Hello Authors of the Internet!
It’s that time of year again. November is almost upon us, and with November, comes NaNoWriMo! If you happen to be unaware of what NaNoWriMo is, you can find more info here.
So we have 30 days to write 50000 words, which for some people, may be a full novel. But if you’re one for hefty novels like I am, 50K may be only half a manuscript. Either way, proper preparations for this battle is absolutely necessary if you want to create an at least a decent manuscript by the end of November.
(Note: If you happen to be a pantser, I understand if you do not want to go into any prep. But at least having a general idea of what you are going to be working on.)
So where do you start?
Well, what book do you plan to work on? (For example, I’m working on adding 50K to my book’s sequel.) Decide the genre of your book, a title, even if you plan on changing it, and a basic plot idea. If you are a pantser, this may as far as you may go before November hits.
But if you prefer to plot out your books before you start, like I do, I would go on to also create several large and small plot points within the story, so you have an idea of in what the structure your novel is going into.
Tip: Write ALL NaNo notes in ONE journal, to ensure all of your information is in one place, and you won’t be scrambling for notes during November. Write any idea you get for that story in that journal.
For Characters, I found that I really like avatarmaker.com and rinmarugames.com to make a visual of what they look like. Examples of both are below. I suggest doing something like this for all your major characters. (P.S. I am aware that the eyes colors are different on boy boys. I really prefer the second option because he turned out a bit more like I imagined him.)
For setting, Pintrest is my best friend. (Also good for photos of your characters.) I look up ideas like ‘fantasy city’ or ‘rustic cabin’ to help me better describe when I need to. Compile all images you like into a board you can call ‘settings’ and/or the title of your book/series.
When getting ideas for plot, I’ve found that reading lots of fiction works best, although many writers may disagree with me on this one.
If I like an idea used in a different book, I like to usually play with it, and mold it into something that will fit my own book. It isn’t usually the same as the original idea in the end.
Essentials for my NaNo journey for the past 4 years, including some new additions for this year include:
- Sweet food
- A computer
- My NaNo journal.
Sorry this post in kind of short. What are your NaNo essentials? Are you plotting or pantsing this November? Let me know in the comments below! Also, let me know of your NaNo username so I can buddy you! I’m on both YWP’s site and the normal site.

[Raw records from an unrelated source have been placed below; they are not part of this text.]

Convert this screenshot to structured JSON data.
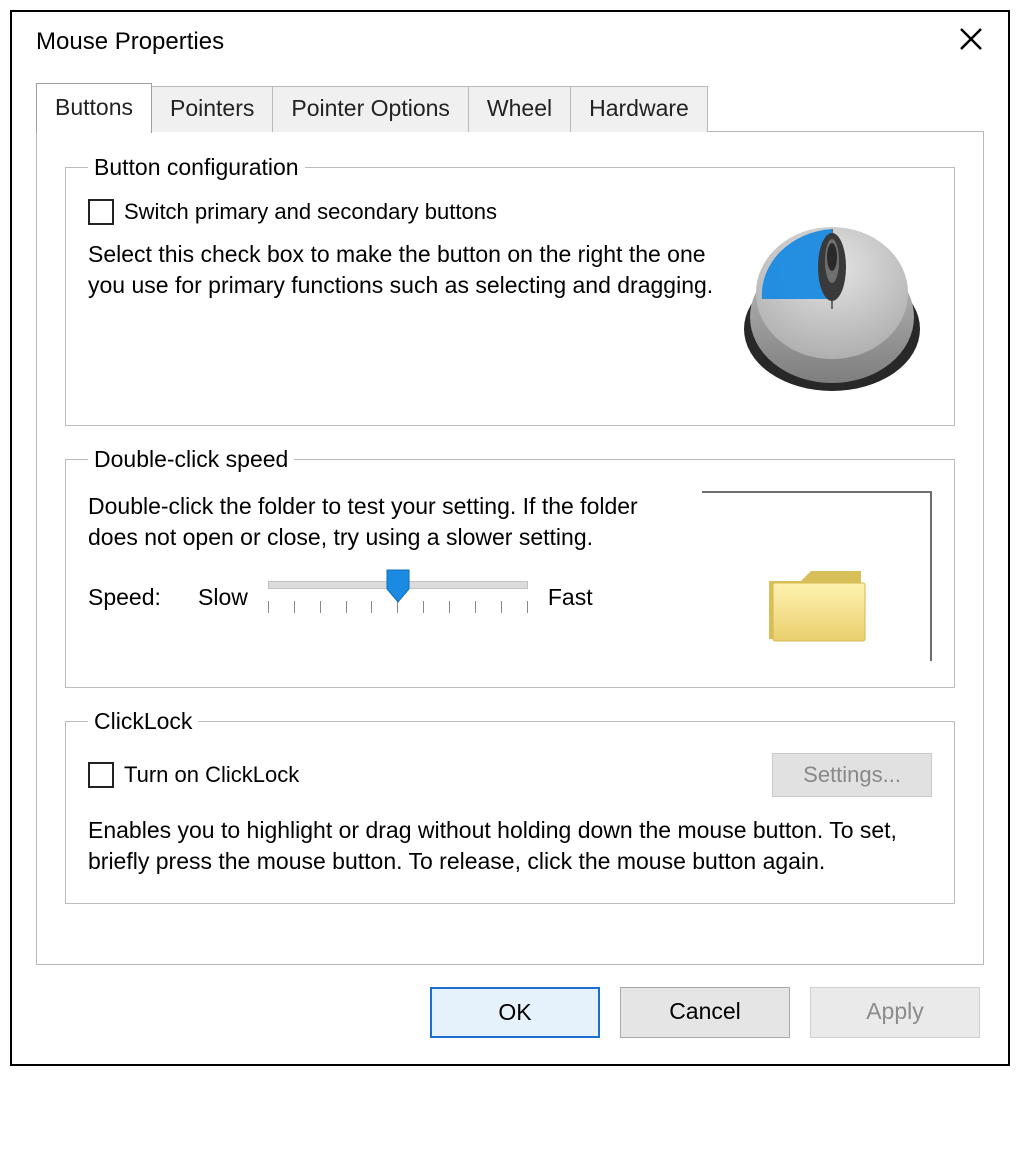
{
  "window": {
    "title": "Mouse Properties"
  },
  "tabs": {
    "items": [
      "Buttons",
      "Pointers",
      "Pointer Options",
      "Wheel",
      "Hardware"
    ],
    "active_index": 0
  },
  "group_button_config": {
    "legend": "Button configuration",
    "checkbox_label": "Switch primary and secondary buttons",
    "checkbox_checked": false,
    "description": "Select this check box to make the button on the right the one you use for primary functions such as selecting and dragging."
  },
  "group_double_click": {
    "legend": "Double-click speed",
    "description": "Double-click the folder to test your setting. If the folder does not open or close, try using a slower setting.",
    "speed_label": "Speed:",
    "slow_label": "Slow",
    "fast_label": "Fast",
    "slider": {
      "min": 0,
      "max": 10,
      "value": 5
    }
  },
  "group_clicklock": {
    "legend": "ClickLock",
    "checkbox_label": "Turn on ClickLock",
    "checkbox_checked": false,
    "settings_button": "Settings...",
    "settings_enabled": false,
    "description": "Enables you to highlight or drag without holding down the mouse button. To set, briefly press the mouse button. To release, click the mouse button again."
  },
  "buttons": {
    "ok": "OK",
    "cancel": "Cancel",
    "apply": "Apply",
    "apply_enabled": false
  },
  "colors": {
    "accent": "#1a8ae2"
  }
}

See you in the comments.
Until next time.
Gabriella SladeRecommend0 recommendationsPublished in Log in or Register to save this content for later.